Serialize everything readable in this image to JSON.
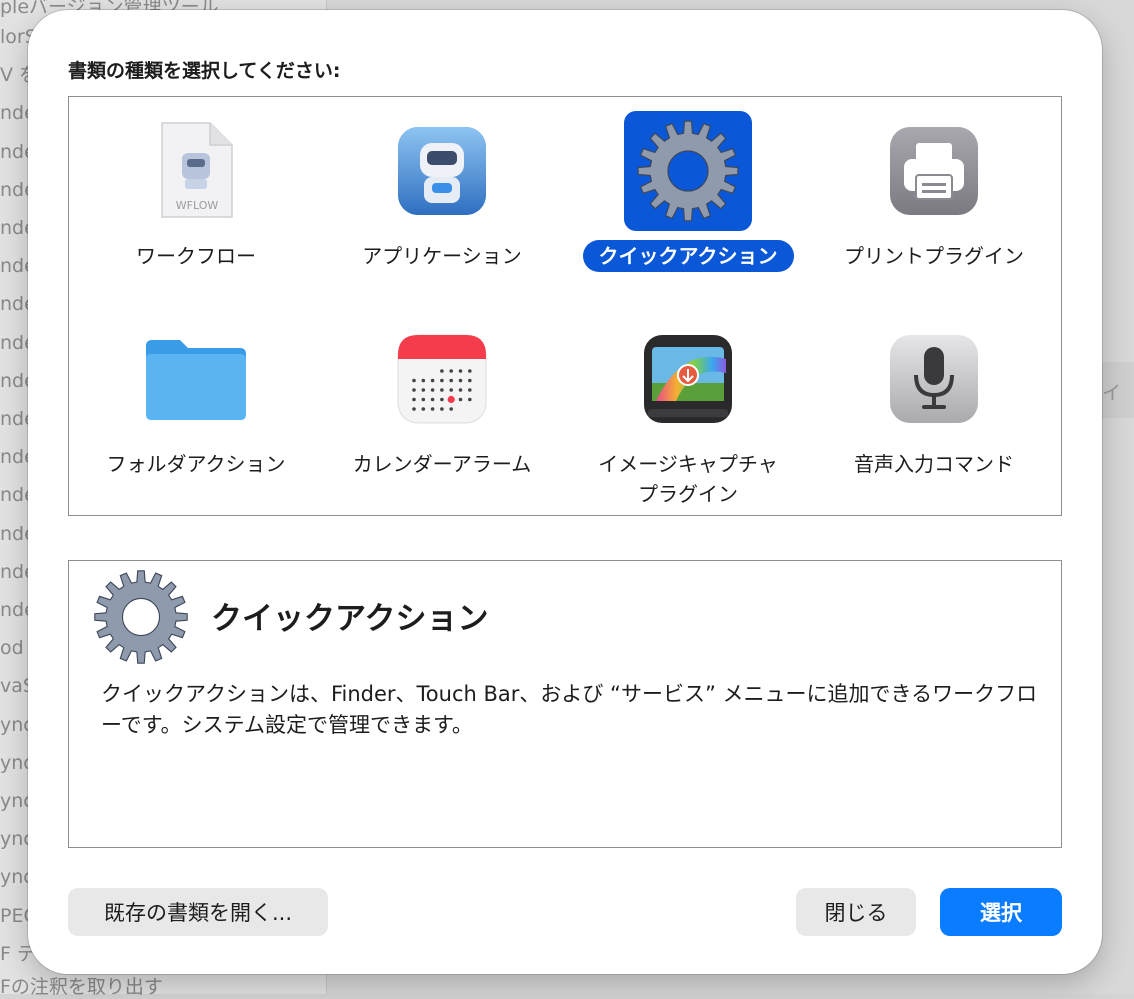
{
  "background": {
    "top_text": "pleバージョン管理ツール",
    "rows": [
      "lorS",
      "V を",
      "nde",
      "nde",
      "nde",
      "nde",
      "nde",
      "nde",
      "nde",
      "nde",
      "nde",
      "nde",
      "nde",
      "nde",
      "nde",
      "nde",
      "od を",
      "vaS",
      "ync",
      "ync",
      "ync",
      "ync",
      "ync",
      "PEG",
      "F デ"
    ],
    "bottom_text": "Fの注釈を取り出す",
    "right_tab": "イ"
  },
  "dialog": {
    "prompt": "書類の種類を選択してください:",
    "tiles": [
      {
        "label": "ワークフロー",
        "icon": "wflow-document-icon",
        "file_badge": "WFLOW"
      },
      {
        "label": "アプリケーション",
        "icon": "automator-robot-icon"
      },
      {
        "label": "クイックアクション",
        "icon": "gear-icon",
        "selected": true
      },
      {
        "label": "プリントプラグイン",
        "icon": "printer-icon"
      },
      {
        "label": "フォルダアクション",
        "icon": "folder-icon"
      },
      {
        "label": "カレンダーアラーム",
        "icon": "calendar-alarm-icon"
      },
      {
        "label": "イメージキャプチャ\nプラグイン",
        "icon": "image-capture-icon"
      },
      {
        "label": "音声入力コマンド",
        "icon": "microphone-icon"
      }
    ],
    "description": {
      "title": "クイックアクション",
      "text": "クイックアクションは、Finder、Touch Bar、および “サービス” メニューに追加できるワークフローです。システム設定で管理できます。"
    },
    "buttons": {
      "open_existing": "既存の書類を開く...",
      "close": "閉じる",
      "choose": "選択"
    }
  },
  "colors": {
    "accent": "#0a58d8",
    "primary_button": "#0a7cff"
  }
}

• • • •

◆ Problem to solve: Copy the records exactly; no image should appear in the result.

◆ Answer for this exercise:
Serialize everything readable in this image to JSON.
{
  "background": {
    "top_text": "pleバージョン管理ツール",
    "rows": [
      "lorS",
      "V を",
      "nde",
      "nde",
      "nde",
      "nde",
      "nde",
      "nde",
      "nde",
      "nde",
      "nde",
      "nde",
      "nde",
      "nde",
      "nde",
      "nde",
      "od を",
      "vaS",
      "ync",
      "ync",
      "ync",
      "ync",
      "ync",
      "PEG",
      "F デ"
    ],
    "bottom_text": "Fの注釈を取り出す",
    "right_tab": "イ"
  },
  "dialog": {
    "prompt": "書類の種類を選択してください:",
    "tiles": [
      {
        "label": "ワークフロー",
        "icon": "wflow-document-icon",
        "file_badge": "WFLOW"
      },
      {
        "label": "アプリケーション",
        "icon": "automator-robot-icon"
      },
      {
        "label": "クイックアクション",
        "icon": "gear-icon",
        "selected": true
      },
      {
        "label": "プリントプラグイン",
        "icon": "printer-icon"
      },
      {
        "label": "フォルダアクション",
        "icon": "folder-icon"
      },
      {
        "label": "カレンダーアラーム",
        "icon": "calendar-alarm-icon"
      },
      {
        "label": "イメージキャプチャ\nプラグイン",
        "icon": "image-capture-icon"
      },
      {
        "label": "音声入力コマンド",
        "icon": "microphone-icon"
      }
    ],
    "description": {
      "title": "クイックアクション",
      "text": "クイックアクションは、Finder、Touch Bar、および “サービス” メニューに追加できるワークフローです。システム設定で管理できます。"
    },
    "buttons": {
      "open_existing": "既存の書類を開く...",
      "close": "閉じる",
      "choose": "選択"
    }
  },
  "colors": {
    "accent": "#0a58d8",
    "primary_button": "#0a7cff"
  }
}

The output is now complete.